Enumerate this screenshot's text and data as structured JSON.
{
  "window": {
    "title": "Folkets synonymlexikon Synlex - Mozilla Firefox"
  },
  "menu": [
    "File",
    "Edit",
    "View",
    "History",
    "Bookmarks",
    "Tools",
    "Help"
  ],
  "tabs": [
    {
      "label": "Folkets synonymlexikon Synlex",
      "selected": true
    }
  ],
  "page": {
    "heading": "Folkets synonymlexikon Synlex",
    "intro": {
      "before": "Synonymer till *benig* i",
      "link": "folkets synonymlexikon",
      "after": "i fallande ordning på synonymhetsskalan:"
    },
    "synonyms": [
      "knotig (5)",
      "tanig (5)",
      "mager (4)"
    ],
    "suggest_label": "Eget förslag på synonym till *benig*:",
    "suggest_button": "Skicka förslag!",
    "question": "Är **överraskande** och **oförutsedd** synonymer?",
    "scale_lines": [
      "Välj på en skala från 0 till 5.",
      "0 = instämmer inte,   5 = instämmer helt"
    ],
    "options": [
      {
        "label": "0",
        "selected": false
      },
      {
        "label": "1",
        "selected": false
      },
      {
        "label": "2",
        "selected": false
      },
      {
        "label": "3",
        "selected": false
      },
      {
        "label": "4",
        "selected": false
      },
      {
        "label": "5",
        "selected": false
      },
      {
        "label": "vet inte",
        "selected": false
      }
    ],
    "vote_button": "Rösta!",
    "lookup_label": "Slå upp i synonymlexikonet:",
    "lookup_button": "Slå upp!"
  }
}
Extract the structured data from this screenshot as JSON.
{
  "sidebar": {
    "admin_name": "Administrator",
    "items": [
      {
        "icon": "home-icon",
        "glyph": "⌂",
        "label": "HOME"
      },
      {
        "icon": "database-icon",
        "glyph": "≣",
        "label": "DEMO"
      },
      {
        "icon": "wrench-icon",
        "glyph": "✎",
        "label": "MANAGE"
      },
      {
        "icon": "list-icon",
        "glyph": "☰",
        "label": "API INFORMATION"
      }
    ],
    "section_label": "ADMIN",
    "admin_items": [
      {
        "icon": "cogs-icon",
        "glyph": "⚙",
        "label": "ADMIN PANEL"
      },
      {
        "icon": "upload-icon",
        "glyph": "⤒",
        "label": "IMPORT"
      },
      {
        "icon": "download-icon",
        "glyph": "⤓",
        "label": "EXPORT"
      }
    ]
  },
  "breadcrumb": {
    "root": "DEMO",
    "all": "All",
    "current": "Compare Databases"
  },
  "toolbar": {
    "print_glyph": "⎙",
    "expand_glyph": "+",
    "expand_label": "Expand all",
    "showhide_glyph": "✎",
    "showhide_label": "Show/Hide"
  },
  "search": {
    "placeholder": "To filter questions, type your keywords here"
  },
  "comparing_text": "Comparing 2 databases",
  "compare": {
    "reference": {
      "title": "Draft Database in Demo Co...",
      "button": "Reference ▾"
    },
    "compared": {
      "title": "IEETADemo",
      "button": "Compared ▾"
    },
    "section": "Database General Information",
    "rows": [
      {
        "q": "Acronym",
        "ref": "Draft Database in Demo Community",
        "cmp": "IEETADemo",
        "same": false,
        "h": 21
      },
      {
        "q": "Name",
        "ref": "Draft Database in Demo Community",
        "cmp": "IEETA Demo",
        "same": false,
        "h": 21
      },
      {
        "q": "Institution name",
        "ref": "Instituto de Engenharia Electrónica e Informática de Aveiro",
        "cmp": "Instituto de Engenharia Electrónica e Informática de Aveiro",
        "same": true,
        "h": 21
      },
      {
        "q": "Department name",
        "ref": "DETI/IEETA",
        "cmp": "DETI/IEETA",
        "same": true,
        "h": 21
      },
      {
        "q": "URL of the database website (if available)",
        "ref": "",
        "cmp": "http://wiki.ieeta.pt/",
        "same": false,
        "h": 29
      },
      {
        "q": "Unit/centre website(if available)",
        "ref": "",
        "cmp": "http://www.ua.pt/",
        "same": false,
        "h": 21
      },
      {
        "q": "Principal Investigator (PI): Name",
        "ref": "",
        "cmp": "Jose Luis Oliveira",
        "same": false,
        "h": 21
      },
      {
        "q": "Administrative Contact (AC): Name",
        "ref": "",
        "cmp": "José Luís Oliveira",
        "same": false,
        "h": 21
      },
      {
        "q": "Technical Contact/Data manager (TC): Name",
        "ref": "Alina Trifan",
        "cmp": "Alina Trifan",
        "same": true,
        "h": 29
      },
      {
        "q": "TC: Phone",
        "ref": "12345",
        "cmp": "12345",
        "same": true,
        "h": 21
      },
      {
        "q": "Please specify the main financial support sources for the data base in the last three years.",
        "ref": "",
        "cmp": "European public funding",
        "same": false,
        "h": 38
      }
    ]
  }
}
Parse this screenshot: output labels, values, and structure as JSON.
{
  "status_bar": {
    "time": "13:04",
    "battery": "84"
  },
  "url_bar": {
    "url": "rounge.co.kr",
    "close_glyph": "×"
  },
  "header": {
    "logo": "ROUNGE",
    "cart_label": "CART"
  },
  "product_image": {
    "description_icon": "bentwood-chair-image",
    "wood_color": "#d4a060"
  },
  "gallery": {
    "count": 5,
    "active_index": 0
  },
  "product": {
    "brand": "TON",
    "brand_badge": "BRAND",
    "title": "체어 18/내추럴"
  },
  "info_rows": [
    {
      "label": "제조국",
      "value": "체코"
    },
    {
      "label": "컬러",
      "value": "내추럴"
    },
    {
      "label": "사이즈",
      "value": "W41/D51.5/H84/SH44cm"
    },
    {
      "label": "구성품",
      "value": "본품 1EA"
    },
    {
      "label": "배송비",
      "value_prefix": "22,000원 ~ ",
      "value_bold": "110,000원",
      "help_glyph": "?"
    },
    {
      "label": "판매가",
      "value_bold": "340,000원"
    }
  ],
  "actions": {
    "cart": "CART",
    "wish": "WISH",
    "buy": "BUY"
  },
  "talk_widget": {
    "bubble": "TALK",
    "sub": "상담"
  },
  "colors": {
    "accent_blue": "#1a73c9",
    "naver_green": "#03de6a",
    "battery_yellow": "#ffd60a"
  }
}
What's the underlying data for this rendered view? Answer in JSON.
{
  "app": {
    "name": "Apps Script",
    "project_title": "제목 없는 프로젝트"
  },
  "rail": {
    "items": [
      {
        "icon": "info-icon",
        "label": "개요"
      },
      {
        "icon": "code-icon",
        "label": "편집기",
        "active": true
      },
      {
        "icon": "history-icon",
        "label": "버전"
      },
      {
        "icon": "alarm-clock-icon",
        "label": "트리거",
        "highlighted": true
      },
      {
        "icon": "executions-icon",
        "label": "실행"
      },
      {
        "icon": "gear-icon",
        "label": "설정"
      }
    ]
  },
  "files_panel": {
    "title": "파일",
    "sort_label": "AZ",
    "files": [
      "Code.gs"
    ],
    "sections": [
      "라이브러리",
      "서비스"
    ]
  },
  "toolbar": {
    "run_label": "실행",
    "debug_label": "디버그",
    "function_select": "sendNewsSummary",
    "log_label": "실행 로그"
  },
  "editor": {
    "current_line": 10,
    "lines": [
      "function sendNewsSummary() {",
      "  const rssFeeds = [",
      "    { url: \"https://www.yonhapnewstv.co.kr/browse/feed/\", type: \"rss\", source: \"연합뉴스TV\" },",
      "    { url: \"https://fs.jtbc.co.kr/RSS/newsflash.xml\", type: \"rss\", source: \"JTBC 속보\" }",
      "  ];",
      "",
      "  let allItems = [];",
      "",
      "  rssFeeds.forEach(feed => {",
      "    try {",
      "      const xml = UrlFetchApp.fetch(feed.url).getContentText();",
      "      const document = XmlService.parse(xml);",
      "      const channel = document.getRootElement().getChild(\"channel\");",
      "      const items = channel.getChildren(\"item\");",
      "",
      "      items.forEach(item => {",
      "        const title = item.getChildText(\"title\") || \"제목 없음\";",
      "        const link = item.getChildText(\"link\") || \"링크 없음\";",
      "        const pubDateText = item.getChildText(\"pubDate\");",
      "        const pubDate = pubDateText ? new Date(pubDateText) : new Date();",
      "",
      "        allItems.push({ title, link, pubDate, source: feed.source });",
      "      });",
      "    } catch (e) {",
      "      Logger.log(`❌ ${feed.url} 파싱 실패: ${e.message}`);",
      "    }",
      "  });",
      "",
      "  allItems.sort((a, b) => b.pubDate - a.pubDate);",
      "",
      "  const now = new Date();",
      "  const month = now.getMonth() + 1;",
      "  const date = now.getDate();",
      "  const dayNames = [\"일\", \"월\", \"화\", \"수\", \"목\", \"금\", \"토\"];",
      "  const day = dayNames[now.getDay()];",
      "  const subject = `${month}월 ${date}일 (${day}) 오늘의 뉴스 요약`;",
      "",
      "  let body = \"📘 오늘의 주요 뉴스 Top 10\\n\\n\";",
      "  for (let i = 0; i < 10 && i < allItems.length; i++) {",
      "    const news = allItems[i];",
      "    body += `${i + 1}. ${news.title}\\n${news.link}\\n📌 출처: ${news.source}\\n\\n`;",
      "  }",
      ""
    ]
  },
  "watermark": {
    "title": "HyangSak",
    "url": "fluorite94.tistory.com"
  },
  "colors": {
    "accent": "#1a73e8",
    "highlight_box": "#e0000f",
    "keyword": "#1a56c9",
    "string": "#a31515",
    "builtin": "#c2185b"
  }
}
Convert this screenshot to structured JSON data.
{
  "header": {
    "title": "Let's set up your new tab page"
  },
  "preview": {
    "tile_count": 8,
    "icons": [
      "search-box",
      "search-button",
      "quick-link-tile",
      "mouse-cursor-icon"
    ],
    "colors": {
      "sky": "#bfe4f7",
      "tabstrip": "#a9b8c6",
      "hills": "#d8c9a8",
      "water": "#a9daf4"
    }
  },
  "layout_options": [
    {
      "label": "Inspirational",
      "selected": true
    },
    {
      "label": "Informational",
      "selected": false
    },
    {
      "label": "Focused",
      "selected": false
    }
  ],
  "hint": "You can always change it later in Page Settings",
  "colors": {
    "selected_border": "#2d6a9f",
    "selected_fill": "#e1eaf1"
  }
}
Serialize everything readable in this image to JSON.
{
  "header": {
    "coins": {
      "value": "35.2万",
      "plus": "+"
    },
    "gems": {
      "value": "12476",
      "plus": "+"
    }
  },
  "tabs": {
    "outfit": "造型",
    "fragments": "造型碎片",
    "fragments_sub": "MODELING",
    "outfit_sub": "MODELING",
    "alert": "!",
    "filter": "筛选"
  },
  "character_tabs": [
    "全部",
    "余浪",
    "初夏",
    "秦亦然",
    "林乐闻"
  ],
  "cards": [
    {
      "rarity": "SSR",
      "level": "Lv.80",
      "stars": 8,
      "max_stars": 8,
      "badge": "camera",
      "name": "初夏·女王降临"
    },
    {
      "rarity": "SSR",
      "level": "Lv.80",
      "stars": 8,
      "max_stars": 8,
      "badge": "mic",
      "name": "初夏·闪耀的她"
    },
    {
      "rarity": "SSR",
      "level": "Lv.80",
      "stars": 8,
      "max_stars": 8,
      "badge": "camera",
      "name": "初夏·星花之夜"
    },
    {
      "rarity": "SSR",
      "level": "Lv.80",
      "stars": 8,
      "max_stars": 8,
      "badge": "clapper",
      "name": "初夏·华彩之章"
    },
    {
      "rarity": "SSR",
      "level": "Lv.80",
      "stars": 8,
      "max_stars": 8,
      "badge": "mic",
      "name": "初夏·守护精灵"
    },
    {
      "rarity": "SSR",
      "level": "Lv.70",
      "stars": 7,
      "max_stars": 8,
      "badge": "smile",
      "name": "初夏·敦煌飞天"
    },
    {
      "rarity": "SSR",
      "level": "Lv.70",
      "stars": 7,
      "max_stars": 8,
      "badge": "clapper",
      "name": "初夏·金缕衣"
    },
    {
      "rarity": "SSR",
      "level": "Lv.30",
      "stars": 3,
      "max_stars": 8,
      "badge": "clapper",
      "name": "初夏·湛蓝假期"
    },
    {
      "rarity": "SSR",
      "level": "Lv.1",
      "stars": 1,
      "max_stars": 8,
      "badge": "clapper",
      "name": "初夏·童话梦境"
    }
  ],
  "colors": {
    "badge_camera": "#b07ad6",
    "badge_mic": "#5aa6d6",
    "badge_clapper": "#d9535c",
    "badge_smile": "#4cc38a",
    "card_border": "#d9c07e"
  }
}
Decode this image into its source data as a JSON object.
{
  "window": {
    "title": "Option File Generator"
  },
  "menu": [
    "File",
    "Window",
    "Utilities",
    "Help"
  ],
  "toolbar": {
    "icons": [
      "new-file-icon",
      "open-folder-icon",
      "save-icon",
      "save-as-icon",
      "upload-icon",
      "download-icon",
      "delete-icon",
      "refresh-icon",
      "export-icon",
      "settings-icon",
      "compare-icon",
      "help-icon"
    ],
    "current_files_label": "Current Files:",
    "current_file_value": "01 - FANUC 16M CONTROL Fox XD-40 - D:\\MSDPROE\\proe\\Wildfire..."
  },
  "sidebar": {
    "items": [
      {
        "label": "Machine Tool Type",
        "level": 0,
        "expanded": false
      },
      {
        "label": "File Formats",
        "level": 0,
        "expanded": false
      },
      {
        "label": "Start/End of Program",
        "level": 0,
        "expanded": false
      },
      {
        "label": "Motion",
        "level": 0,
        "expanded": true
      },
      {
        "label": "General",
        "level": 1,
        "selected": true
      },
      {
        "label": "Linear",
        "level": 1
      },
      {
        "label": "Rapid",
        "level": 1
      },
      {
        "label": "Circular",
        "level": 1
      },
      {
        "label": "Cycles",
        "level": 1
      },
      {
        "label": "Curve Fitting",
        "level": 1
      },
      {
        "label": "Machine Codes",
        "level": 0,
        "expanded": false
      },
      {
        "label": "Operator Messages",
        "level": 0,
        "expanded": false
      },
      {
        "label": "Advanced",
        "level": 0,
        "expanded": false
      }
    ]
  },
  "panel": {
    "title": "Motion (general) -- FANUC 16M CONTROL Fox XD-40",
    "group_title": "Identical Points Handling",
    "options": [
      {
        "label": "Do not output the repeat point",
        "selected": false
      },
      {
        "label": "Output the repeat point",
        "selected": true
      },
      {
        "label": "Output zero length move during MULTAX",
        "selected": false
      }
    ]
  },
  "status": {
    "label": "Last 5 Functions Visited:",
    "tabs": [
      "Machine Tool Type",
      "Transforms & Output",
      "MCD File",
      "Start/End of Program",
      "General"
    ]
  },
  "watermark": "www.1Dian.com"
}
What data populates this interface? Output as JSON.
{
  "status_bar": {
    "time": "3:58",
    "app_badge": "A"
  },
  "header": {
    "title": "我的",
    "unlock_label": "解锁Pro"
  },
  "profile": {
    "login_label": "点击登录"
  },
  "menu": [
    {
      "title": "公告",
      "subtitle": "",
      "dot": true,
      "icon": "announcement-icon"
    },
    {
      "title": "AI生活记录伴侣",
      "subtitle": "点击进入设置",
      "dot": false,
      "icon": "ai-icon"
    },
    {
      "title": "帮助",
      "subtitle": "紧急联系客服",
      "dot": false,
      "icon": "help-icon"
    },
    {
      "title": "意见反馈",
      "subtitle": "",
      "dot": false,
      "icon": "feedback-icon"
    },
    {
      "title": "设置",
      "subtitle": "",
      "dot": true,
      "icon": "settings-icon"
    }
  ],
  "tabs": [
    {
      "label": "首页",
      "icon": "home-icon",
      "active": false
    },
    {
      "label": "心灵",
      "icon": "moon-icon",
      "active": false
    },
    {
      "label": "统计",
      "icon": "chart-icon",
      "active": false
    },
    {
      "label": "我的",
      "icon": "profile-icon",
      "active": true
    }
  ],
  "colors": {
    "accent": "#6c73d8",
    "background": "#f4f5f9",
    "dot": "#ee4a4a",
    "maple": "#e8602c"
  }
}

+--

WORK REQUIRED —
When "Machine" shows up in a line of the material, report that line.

OUTPUT —
        "label": "Machine Tool Type",
        "label": "Machine Codes",
      "Machine Tool Type",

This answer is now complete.